Still, all the bumps and losses have at least somewhat diminished the Clintons. There is little enthusiasm for another Hillary rev of the engine, no matter how badly she seems to want one. As for Bill, when people say they’re nostalgic for the 1990s, they generally mean boy bands and Legends of the Hidden Temple, not blue dresses. Now enter Tulsi Gabbard. She is both a walking repudiation of Clinton World and a product of its failures. A former vice chair at the DNC, she resigned after it became clear the organization intended to slight Bernie Sanders’ presidential candidacy in favor of Hillary’s. A political neophyte, she’s running a barebones campaign, in contrast to Clinton World’s legions. She remains unsullied by the corrupt Democratic influencers of yore, from Goldman Sachs to Jeffrey Epstein, all of whom the Clintons have rubbed elbows with. And most importantly, she served as a National Guard medic in Iraq and came away jaded by the very wars Hillary keeps endorsing.
Gabbard, then, isn’t Clinton World’s most formidable opponent, but right now she looks like its clearest antithesis. Her knight’s move has been to take the Clintons off the grounds of personal accomplishment and put them on the harsher terrain of policy accomplishment. Hillary loves to tout her (substantial) record of public service as a woman, but Gabbard, a war veteran, can claim that too. Hillary is less eager, meanwhile, to discuss her and her husband’s writ large policy records, given the current revolt against the liberal internationalism and Third Way centrism they’ve long regarded as de rigueur. Gabbard not only brings this up, her entire candidacy is a homing missile aimed at the establishment’s failed foreign policy, one of its most gaping vulnerabilities.

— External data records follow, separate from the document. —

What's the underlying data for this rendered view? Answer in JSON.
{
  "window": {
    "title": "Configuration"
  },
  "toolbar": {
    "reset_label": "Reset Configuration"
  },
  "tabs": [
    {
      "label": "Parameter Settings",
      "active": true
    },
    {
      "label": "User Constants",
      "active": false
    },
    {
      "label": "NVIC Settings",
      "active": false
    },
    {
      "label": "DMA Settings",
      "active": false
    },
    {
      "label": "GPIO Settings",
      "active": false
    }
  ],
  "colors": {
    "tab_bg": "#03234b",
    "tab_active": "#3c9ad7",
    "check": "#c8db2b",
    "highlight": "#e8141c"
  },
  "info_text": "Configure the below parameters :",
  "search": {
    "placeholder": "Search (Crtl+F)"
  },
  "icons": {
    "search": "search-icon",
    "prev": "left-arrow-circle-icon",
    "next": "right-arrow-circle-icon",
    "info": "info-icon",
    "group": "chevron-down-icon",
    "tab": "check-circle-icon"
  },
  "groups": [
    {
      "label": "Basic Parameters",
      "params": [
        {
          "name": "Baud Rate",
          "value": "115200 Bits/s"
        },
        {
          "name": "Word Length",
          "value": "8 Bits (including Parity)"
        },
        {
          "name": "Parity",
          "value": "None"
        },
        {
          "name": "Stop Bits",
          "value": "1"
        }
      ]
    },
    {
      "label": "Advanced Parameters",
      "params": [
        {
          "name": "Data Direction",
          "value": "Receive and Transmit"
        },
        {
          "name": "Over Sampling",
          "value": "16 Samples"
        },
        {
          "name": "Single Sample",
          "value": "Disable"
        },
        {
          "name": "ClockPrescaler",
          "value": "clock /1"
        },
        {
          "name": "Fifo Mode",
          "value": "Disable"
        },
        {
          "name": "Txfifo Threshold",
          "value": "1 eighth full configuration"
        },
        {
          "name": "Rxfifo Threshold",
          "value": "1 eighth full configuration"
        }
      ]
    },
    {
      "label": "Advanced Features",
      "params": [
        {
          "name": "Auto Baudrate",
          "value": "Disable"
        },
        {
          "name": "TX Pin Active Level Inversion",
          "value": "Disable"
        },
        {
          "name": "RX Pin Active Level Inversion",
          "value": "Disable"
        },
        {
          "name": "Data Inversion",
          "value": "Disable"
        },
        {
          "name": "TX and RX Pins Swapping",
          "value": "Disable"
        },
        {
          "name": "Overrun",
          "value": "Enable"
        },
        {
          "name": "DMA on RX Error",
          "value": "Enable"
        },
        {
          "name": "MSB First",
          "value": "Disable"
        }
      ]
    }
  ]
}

While Clinton World thrashes on the floor screeching at the Russian nanobots in their nose hairs, Gabbard offers up informed critiques of actual events.
The contrast is unavoidable, and it’s made Clinton World look one slice short of a (faux New York-style) pizza. (It’s always wrong to say that conspiracy theories are the sole province of “the fringes”; they can afflict the center, too, and they’re all the more embarrassing when they do.) Sure enough, fade to Iowa, where voters are expressing renewed interest in Gabbard. One told the Associated Press that Hillary’s smear was “divisive and despicable” and said he likes Tulsi’s “anti-regime-change message,” while another accused Clinton of “sowing division in the primary.” As it turns out, protecting the brand of a couple that hasn’t won a nationwide election in 23 years is not a priority in flyover country.
It may be that this is the year the Democrats are finally ready to cast out the Clintons for good, along with all their attendant wars and machinations and courtiers. If so, the strongest tonic they could swallow would be the campaign of Tulsi Gabbard. You don’t have to support her candidacy (I don’t) to appreciate what she’s trying to do here.
Matt Purple is the managing editor of The American Conservative.